This information may be also be obtained from the student’s present or former teachers, therapists, doctors, or from other agencies that have information about the student.

All information collected will be held in strict confidence and released to others only with parental permission or as allowed by law. In keeping with this confidence, CPA will keep a record of all persons who review confidential information. In accordance with state regulations, parents have the right to review their child’s records.

As part of the Child Find process, some services may include a complete evaluation, an individualized education program designed specifically for the child, and a referral to other agencies providing special services.


Consent


Special Education (IEP) or Service Agreements (504 Plans)

For students confirmed to present with special education needs, once the IEP team agrees on the IEP and the student’s educational placement, a Prior Written Notice (PWN) will be sent to the parent/guardian for signature. This must be signed and returned to CPA. CPA can only proceed with implementing the student’s IEP (or 504 Plan) upon receipt of the signed PWN. Some students are found to present with one or more disability, but do not meet the eligibility criteria outlined under IDEA (special education); however their disability may still require CPA to develop a 504 Service Agreement (504 Plan) to outline the special provisions a student may require for adaptations and/or accommodations in school-based instruction, facilities, and/or activities.

Parents/guardians have the right to revoke consent for services after initial placement. Please note, a revocation of consent removes the student from ALL special services and supports outlined on the IEP or 504 Plan.


Privacy and Confidentiality (FERPA / DATA)


Accommodations


Translation Needs


Special Education Grievances or Disputes
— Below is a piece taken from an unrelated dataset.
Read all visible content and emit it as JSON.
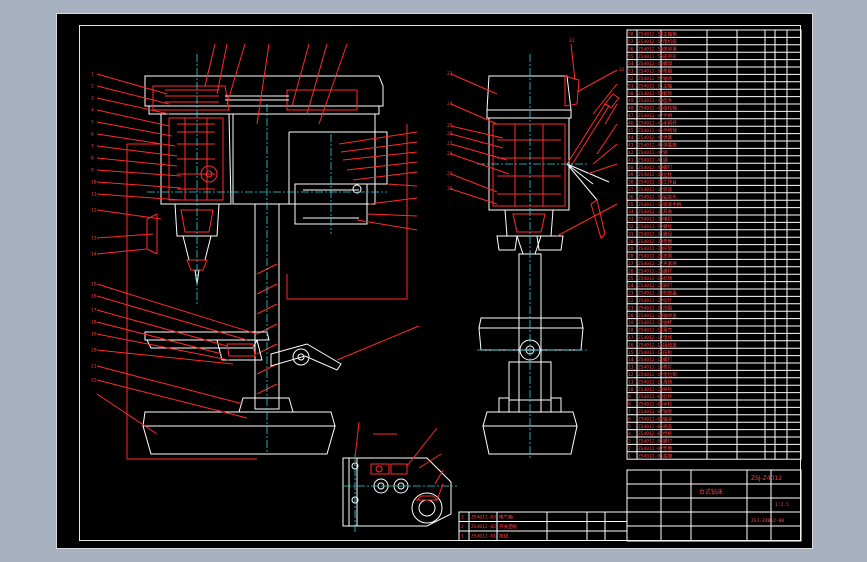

CPA recognizes that despite best intentions of all parties, disagreements or miscommunications may arise between the school-based team and CPA families or students. Should this situation occur, the CPA special education case manager will initiate an IEP team discussion where the specific details contributing to any educational concern are fully discussed and addressed as the entire team determines would be considered most appropriate for the student. Collaboration is a primary focus for this type of meeting, and the CPA Special Education Team seeks to establish and maintain the confidence of its families to always serve its students in order to maximize their educational success.


Dispute Resolution Options

  •  IEP Facilitation – IEP facilitation is a voluntary process that can be utilized when all parties to an IEP meeting agree that the presence of a neutral third party would help facilitate communication and the successful drafting of the student’s IEP. This process is not necessary for most IEP meetings. Rather, it is most often utilized when there is a sense from any of the participants that the issues at the IEP meeting are creating an impasse or acrimonious climate.
  • Mediation – A voluntary process in which both parties seek to resolve the issues involved in the concern with an unbiased, third party mediator from the Colorado Department of Education. The mediator will write up the details of the agreement that the parties come to through the mediation conference, the agreement is signed by both parties, and thus what the document states is mandated to be implemented; this process is overall less time-consuming, less stressful, and less expensive to complete than a due process hearing (see below).

Formal Due Process